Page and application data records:
==*==
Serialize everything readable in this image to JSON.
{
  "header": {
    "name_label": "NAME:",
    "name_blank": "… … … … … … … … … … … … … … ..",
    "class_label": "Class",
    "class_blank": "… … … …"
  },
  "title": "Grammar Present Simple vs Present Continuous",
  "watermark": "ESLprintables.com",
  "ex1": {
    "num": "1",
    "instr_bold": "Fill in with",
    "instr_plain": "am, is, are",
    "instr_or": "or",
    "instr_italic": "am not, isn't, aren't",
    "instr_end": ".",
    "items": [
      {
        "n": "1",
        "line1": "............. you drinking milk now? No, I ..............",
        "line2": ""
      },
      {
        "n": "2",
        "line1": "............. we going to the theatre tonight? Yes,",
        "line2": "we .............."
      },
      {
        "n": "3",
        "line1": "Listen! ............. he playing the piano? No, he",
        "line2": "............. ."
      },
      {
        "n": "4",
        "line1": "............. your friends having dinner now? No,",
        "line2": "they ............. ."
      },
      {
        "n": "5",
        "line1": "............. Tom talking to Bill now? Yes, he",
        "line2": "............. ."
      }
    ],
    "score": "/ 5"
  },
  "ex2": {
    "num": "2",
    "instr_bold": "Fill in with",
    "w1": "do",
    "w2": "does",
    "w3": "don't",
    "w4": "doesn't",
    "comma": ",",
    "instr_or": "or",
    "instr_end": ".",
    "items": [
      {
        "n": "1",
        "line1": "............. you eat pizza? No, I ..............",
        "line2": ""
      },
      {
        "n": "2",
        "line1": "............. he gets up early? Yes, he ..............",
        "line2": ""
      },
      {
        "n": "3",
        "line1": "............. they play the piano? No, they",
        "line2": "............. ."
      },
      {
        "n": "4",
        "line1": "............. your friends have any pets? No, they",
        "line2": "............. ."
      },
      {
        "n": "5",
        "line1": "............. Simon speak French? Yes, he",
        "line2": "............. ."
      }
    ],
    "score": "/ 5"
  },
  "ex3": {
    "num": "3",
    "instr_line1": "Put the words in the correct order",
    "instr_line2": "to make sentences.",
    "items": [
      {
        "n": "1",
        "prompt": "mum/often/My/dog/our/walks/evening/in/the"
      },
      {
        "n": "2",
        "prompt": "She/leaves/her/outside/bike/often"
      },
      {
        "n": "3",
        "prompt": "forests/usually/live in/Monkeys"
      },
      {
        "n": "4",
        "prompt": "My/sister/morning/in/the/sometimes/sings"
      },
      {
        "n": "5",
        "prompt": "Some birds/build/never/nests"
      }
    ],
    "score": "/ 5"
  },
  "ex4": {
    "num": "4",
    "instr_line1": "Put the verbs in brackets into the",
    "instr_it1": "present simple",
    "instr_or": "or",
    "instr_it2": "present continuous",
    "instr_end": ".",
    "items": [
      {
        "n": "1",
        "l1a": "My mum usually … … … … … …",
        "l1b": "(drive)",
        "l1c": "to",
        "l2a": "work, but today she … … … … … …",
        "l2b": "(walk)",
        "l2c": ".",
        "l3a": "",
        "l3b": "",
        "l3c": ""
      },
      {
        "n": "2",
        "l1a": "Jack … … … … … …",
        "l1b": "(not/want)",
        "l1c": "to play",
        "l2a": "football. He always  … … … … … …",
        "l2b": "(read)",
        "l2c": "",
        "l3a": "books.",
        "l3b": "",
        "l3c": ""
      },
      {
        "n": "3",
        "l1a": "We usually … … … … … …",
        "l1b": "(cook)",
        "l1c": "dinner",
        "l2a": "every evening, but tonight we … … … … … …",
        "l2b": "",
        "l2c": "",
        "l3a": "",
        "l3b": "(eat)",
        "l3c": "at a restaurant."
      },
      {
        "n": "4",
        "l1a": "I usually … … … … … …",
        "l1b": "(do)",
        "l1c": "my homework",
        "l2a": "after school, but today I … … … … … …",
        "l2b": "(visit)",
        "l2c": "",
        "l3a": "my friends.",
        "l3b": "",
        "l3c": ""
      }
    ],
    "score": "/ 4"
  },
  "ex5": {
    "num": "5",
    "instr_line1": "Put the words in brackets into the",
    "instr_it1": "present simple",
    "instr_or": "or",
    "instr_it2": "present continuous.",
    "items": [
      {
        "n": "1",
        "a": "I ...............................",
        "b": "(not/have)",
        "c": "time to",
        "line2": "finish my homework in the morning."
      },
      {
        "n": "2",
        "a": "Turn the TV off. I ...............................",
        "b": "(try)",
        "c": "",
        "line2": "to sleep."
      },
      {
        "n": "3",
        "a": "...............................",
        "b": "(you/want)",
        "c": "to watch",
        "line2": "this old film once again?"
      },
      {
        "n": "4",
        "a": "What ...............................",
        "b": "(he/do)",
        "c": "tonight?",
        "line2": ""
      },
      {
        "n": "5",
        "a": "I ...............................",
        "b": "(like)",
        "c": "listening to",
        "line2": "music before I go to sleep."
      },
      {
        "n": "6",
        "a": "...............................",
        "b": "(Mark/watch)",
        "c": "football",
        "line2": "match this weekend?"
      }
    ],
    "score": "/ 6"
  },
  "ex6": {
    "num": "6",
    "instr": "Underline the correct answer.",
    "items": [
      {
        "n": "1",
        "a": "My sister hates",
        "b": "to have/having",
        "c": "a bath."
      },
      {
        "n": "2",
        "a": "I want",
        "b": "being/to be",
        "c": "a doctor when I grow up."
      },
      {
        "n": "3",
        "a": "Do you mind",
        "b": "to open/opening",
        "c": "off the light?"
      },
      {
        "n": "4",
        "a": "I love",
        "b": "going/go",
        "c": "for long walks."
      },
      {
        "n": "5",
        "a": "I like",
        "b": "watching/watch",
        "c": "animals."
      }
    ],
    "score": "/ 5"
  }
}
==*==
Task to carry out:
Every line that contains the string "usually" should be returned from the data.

Output for this exercise:
        "prompt": "forests/usually/live in/Monkeys"
        "l1a": "My mum usually … … … … … …",
        "l1a": "We usually … … … … … …",
        "l1a": "I usually … … … … … …",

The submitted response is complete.